A femoral hernia is the protruding out of a part of the intestine through a weakening in the abdominal wall adjacent the thigh. Femoral Hernias, similar inguinal hernias, originate in the groin region, but occur about 10 times more likely in females than they occur in males. These hernias originate at or very near the leg crease itself but in an area somewhat lower than the more usual Inguinal Hernia. In fact, it is often difficult to differentiate clinically between these and Inguinal Hernias on examination alone by those not experienced in hernia evaluation.
A reducible femoral hernia takes place when a femoral hernia can be pushed back into the abdomen, either instantly or with some modification. This is the most general type of femoral hernia and is oftenly without any pain.
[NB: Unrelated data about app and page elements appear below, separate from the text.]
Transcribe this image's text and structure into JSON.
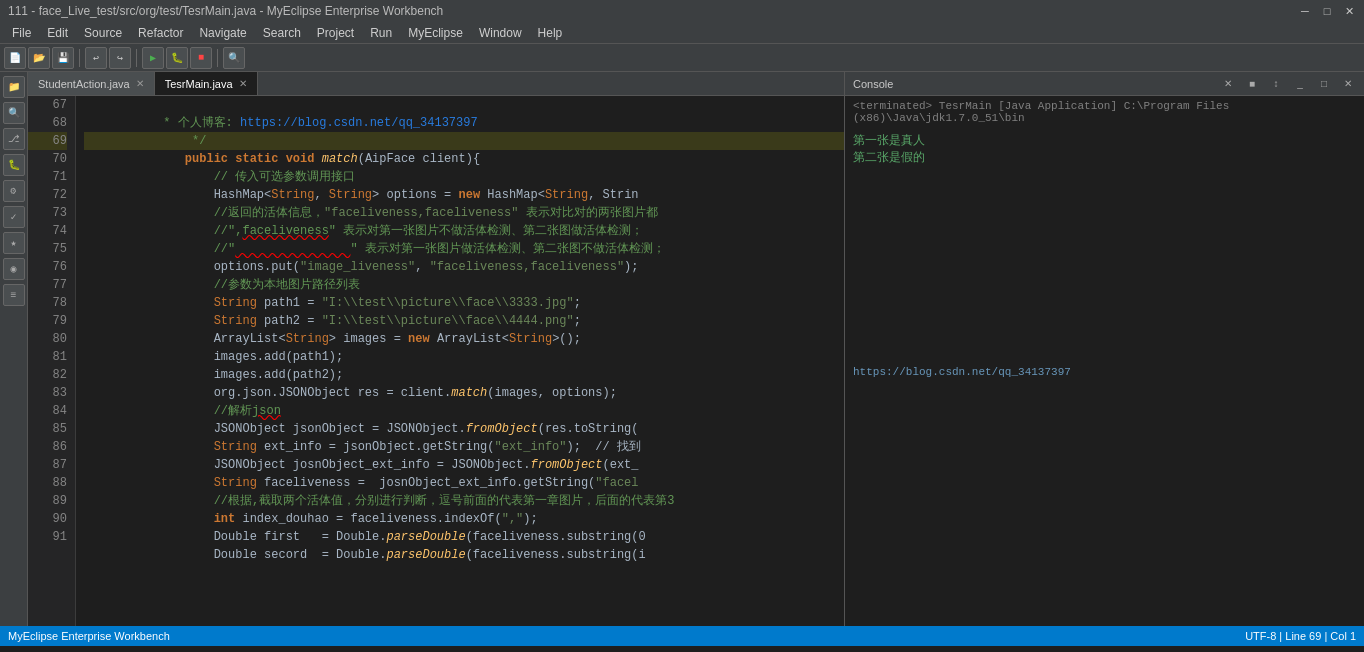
{
  "titleBar": {
    "title": "111 - face_Live_test/src/org/test/TesrMain.java - MyEclipse Enterprise Workbench",
    "minimize": "─",
    "maximize": "□",
    "close": "✕"
  },
  "menuBar": {
    "items": [
      "File",
      "Edit",
      "Source",
      "Refactor",
      "Navigate",
      "Search",
      "Project",
      "Run",
      "MyEclipse",
      "Window",
      "Help"
    ]
  },
  "tabs": [
    {
      "label": "StudentAction.java",
      "active": false
    },
    {
      "label": "TesrMain.java",
      "active": true
    }
  ],
  "console": {
    "title": "Console",
    "terminated": "<terminated> TesrMain [Java Application] C:\\Program Files (x86)\\Java\\jdk1.7.0_51\\bin",
    "output1": "第一张是真人",
    "output2": "第二张是假的",
    "url": "https://blog.csdn.net/qq_34137397"
  },
  "lines": [
    {
      "num": "67",
      "content": "     * 个人博客: https://blog.csdn.net/qq_34137397",
      "type": "comment_url"
    },
    {
      "num": "68",
      "content": "     */",
      "type": "comment"
    },
    {
      "num": "69",
      "content": "    public static void match(AipFace client){",
      "type": "code"
    },
    {
      "num": "70",
      "content": "        // 传入可选参数调用接口",
      "type": "comment"
    },
    {
      "num": "71",
      "content": "        HashMap<String, String> options = new HashMap<String, Strin",
      "type": "code"
    },
    {
      "num": "72",
      "content": "        //返回的活体信息，\"faceliveness,faceliveness\" 表示对比对的两张图片都",
      "type": "comment_hl"
    },
    {
      "num": "73",
      "content": "        //\",faceliveness\" 表示对第一张图片不做活体检测、第二张图做活体检测；",
      "type": "comment"
    },
    {
      "num": "74",
      "content": "        //\"                \" 表示对第一张图片做活体检测、第二张图不做活体检测；",
      "type": "comment_red"
    },
    {
      "num": "75",
      "content": "        options.put(\"image_liveness\", \"faceliveness,faceliveness\");",
      "type": "code"
    },
    {
      "num": "76",
      "content": "        //参数为本地图片路径列表",
      "type": "comment"
    },
    {
      "num": "77",
      "content": "        String path1 = \"I:\\\\test\\\\picture\\\\face\\\\3333.jpg\";",
      "type": "code"
    },
    {
      "num": "78",
      "content": "        String path2 = \"I:\\\\test\\\\picture\\\\face\\\\4444.png\";",
      "type": "code"
    },
    {
      "num": "79",
      "content": "        ArrayList<String> images = new ArrayList<String>();",
      "type": "code"
    },
    {
      "num": "80",
      "content": "        images.add(path1);",
      "type": "code"
    },
    {
      "num": "81",
      "content": "        images.add(path2);",
      "type": "code"
    },
    {
      "num": "82",
      "content": "        org.json.JSONObject res = client.match(images, options);",
      "type": "code"
    },
    {
      "num": "83",
      "content": "        //解析json",
      "type": "comment_cn"
    },
    {
      "num": "84",
      "content": "        JSONObject jsonObject = JSONObject.fromObject(res.toString(",
      "type": "code"
    },
    {
      "num": "85",
      "content": "        String ext_info = jsonObject.getString(\"ext_info\");  // 找到",
      "type": "code"
    },
    {
      "num": "86",
      "content": "        JSONObject josnObject_ext_info = JSONObject.fromObject(ext_",
      "type": "code"
    },
    {
      "num": "87",
      "content": "        String faceliveness =  josnObject_ext_info.getString(\"facel",
      "type": "code"
    },
    {
      "num": "88",
      "content": "        //根据,截取两个活体值，分别进行判断，逗号前面的代表第一章图片，后面的代表第3",
      "type": "comment"
    },
    {
      "num": "89",
      "content": "        int index_douhao = faceliveness.indexOf(\",\");",
      "type": "code"
    },
    {
      "num": "90",
      "content": "        Double first   = Double.parseDouble(faceliveness.substring(0",
      "type": "code"
    },
    {
      "num": "91",
      "content": "        Double secord  = Double.parseDouble(faceliveness.substring(i",
      "type": "code"
    }
  ]
}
An irreducible femoral hernia takes place when a femoral hernia gets tightly stuck in the femoral canal. This kind of Hernia can cause severe pain, illness and weakness.
A fermoral hernia takes place when abdominal contents, normally part of the small intestine, push through a flimsy point or tear in the thin powerful wall of the abdomen that bears the abdominal organs in place.
In a enteromerocele, a protrude is usually present in the upper part of the thigh, just below the groin, where the femoral artery and vein pass. Femoroceles tend to occur more mostly in women than in men.
• Groin pain exasperated by flexing or elevating.
• Sensitive lump in the groin or upper thigh.
Exams and Tests
A physical somatic examination unveils the hernia. Tests are ordinarily not needed.
Hernias usually get larger with time, and they usually do not leave on their own. If the patient’s health allows, surgery is done to ease discomfort and to foreclose complications like incarceration and strangulation. Often, a piece of plastic mesh is surgically positioned to fix the defect in the abdominal wall.
Immediate surgery is required hernia that may be detained or compressed.
The outcome is normally quite good if the hernia is treated properly. The rate of hernia recurrence after surgical bushel is generally less than three percent.
A femoral hernia may become incarcerated and compacted (the loop of bowel loses its blood supply). Nausea, vomiting, and severe abdominal discomfort may take place with a squeezed hernia. This is a aesculapian crisis. A compact intestine can emerge in tissue death (gangrene), a life-threatening condition needing urgent surgery.